“Abnormal” Thought Processes

With David, he started making a conscious effort to recognize at least one “done-well” for a member of his team every day. Instead of waiting for something to stand out to him, he would need to put in the effort to look for it in order to reach his daily quota. At first he was reluctant because he felt that he would be “celebrating mediocrity,” but what he found was that his team started to gradually perform better and better. Eventually, they were doing things that David actually found worthy of recognizing. It became easier for him to find things to celebrate.

Set a reminder either in your phone or in your calendar to recognize one “done-well” per day. It is important to schedule these recognitions because, again, they will not come naturally to you. It is abnormal to have a constant radar for “what is working well” because your radar is naturally set to “what is not working well.” It will take conscious effort to overcome this tendency. Your team will feel valued, and their work will start to reflect this.

A focus on what people are doing well results in people doing even more things well. This is a snowball effect that great leaders absolutely use to their advantage.

We grow best by building on our strengths, not by constantly trying to correct our “weaknesses.” That’s the essence of positive psychology. Yet the overwhelming feedback we receive – even when solicited – is about correcting some failing. Often we take the feedback to heart, and we spend a lot of time and effort trying to figure where we went wrong. But should we? Do you really have a problem?

So what can we learn from this?  There are three things.  Firstly, good performance by a leader requires good performance by the team; however, the reverse – good team performance means you have a good leader – is not necessarily true.Secondly, a leader cannot motivate anyone else but himself or herself. All the leader can do is create an environment in which people can easily motivate and align themselves in achieving the goals. Finally, the more time we spend trying to get our team to “correct” what we deem inadequate, the less time they have to invest in exploiting their own significant potential.

To view or download a PDF version of this blog click here.

Share your thoughts and ideas here, or email me at andrew.cooke@business-gps.com.au

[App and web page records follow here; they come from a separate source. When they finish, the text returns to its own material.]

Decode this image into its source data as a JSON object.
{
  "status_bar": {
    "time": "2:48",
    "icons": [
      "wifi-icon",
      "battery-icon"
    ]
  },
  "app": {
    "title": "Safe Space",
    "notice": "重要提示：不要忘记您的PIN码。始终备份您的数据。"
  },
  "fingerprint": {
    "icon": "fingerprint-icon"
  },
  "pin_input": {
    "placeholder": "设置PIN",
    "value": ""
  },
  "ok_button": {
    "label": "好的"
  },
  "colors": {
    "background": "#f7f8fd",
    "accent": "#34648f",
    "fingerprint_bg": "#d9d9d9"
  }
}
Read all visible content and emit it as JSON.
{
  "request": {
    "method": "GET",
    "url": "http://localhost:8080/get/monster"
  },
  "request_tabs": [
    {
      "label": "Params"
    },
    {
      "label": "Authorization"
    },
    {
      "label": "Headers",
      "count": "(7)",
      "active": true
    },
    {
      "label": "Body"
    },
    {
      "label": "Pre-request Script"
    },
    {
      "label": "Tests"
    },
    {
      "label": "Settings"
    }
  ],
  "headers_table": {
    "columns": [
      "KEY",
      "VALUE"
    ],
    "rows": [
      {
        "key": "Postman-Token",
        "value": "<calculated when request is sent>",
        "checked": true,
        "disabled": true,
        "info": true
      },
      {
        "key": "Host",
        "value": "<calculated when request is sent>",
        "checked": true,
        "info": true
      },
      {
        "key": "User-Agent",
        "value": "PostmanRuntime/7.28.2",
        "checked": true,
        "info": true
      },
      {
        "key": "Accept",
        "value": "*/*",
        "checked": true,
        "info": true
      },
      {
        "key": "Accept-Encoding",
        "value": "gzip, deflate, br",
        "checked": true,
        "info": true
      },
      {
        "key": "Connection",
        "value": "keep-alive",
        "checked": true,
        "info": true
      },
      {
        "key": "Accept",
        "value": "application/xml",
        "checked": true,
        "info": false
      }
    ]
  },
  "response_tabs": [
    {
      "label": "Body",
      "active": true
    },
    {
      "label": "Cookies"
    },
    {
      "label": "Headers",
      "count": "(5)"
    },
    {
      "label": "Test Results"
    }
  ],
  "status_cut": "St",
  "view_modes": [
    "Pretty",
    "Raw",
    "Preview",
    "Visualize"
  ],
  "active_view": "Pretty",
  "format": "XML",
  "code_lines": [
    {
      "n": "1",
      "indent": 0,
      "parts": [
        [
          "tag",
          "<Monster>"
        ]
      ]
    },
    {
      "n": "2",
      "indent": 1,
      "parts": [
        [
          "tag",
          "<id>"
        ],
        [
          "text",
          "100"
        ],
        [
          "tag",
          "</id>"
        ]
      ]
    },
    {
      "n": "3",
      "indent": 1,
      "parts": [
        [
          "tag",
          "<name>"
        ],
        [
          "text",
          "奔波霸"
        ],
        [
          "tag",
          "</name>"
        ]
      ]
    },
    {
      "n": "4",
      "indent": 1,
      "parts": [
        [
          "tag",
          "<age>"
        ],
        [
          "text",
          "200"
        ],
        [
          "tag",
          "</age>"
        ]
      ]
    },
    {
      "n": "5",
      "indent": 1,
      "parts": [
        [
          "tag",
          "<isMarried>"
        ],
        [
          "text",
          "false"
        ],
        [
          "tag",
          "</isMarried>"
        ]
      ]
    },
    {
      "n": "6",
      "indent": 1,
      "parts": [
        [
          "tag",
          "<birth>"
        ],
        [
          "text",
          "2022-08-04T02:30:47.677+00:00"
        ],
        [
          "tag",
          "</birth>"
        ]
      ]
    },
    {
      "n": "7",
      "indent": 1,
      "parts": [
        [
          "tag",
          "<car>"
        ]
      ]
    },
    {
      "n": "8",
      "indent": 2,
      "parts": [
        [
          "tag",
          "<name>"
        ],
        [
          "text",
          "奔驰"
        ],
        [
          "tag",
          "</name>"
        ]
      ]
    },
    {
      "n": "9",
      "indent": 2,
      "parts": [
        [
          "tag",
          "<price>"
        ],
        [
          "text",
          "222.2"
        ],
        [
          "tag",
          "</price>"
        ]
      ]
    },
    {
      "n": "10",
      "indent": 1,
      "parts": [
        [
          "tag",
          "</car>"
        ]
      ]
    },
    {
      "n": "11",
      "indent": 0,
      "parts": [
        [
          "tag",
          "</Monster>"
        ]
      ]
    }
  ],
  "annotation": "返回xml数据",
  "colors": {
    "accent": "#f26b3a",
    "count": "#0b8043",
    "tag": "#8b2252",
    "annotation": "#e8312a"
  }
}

If you found this article of use or interest please don’t hesitate to share it with others.

Click here to find out more about Andrew Cooke and Growth & Profit Solutions.